The government has told the Care Quality Commission to scrap its annual review of health service organisations immediately, HSJ has learned.
It means trusts - previously labelled from excellent to weak - will no longer be given a single tag describing their care quality.
Doing this at this time is really unhelpful. It leaves NHS organisations confused about the CQC’s role, so they won’t respond to it
The regulator had planned to publish results of an updated version of the annual health check, covering 2009-10 performance, in the autumn. It will now just issue trusts’ scores on a range of performance measures for 2009-10, the Department of Health has confirmed to HSJ.
A spokesman said it was part of the move from process measures to outcomes.
He said: “The previous system is no longer appropriate and needs to be revised.”
The annual ratings were accused of being out of date and inaccurate last year after poor care was uncovered at trusts that had previously scored well.
Manchester University professor of health policy and management Kieran Walshe told HSJ uncertainty and changes to the CQC’s role made it harder for the regulator to do its job.
He said: “Doing this at this time is really unhelpful. It leaves NHS organisations confused about the CQC’s role, so they won’t respond to it.”
CQC chief Cynthia Bower said in a statement: “Under [the] registration [regime], we are monitoring standards around the clock and publishing information about trusts regularly, not just once a year.
“The periodic review was set to score trusts only on performance against government targets and priorities. However, a new government brings new priorities so it is right that we work with the DH to make sure our work reflects this.

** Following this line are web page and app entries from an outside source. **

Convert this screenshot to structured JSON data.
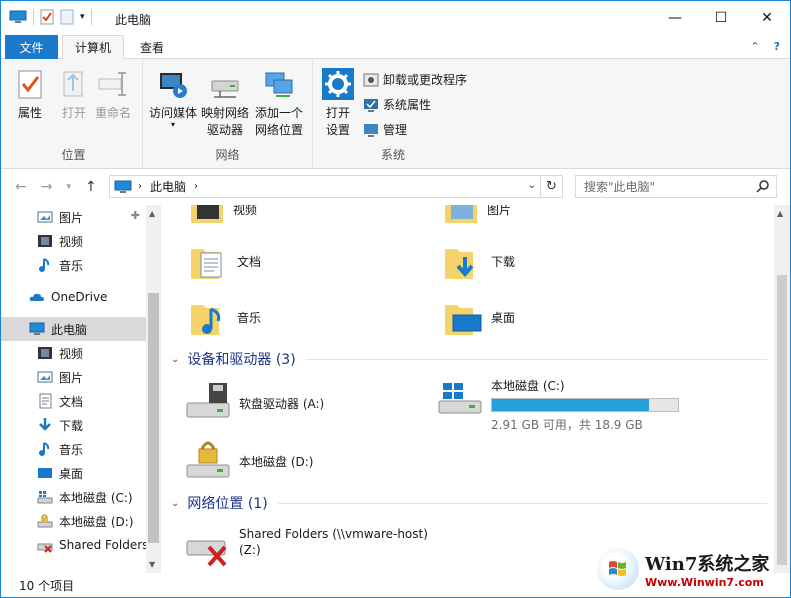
{
  "window": {
    "title": "此电脑"
  },
  "tabs": {
    "file": "文件",
    "computer": "计算机",
    "view": "查看"
  },
  "ribbon": {
    "location": {
      "label": "位置",
      "properties": "属性",
      "open": "打开",
      "rename": "重命名"
    },
    "network": {
      "label": "网络",
      "media": "访问媒体",
      "map_line1": "映射网络",
      "map_line2": "驱动器",
      "add_line1": "添加一个",
      "add_line2": "网络位置"
    },
    "system": {
      "label": "系统",
      "settings_line1": "打开",
      "settings_line2": "设置",
      "uninstall": "卸载或更改程序",
      "sysprops": "系统属性",
      "manage": "管理"
    }
  },
  "address": {
    "crumb": "此电脑",
    "search_placeholder": "搜索\"此电脑\""
  },
  "nav": {
    "pictures": "图片",
    "videos": "视频",
    "music": "音乐",
    "onedrive": "OneDrive",
    "this_pc": "此电脑",
    "videos2": "视频",
    "pictures2": "图片",
    "documents": "文档",
    "downloads": "下载",
    "music2": "音乐",
    "desktop": "桌面",
    "disk_c": "本地磁盘 (C:)",
    "disk_d": "本地磁盘 (D:)",
    "shared": "Shared Folders"
  },
  "folders": {
    "videos": "视频",
    "pictures": "图片",
    "documents": "文档",
    "downloads": "下载",
    "music": "音乐",
    "desktop": "桌面"
  },
  "devices": {
    "header": "设备和驱动器 (3)",
    "floppy": "软盘驱动器 (A:)",
    "disk_c": "本地磁盘 (C:)",
    "disk_c_free": "2.91 GB 可用，共 18.9 GB",
    "disk_c_used_fraction": 0.846,
    "disk_d": "本地磁盘 (D:)"
  },
  "network_loc": {
    "header": "网络位置 (1)",
    "shared_line1": "Shared Folders (\\\\vmware-host)",
    "shared_line2": "(Z:)"
  },
  "status": {
    "count": "10 个项目"
  },
  "watermark": {
    "title": "Win7系统之家",
    "url": "Www.Winwin7.com"
  }
}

“We appreciate a lot of work has already gone into the periodic review this year. This data is still a very valuable source of information. We will continue to use it in our quality and risk profiles and provide trusts with information they can use to monitor their performance.”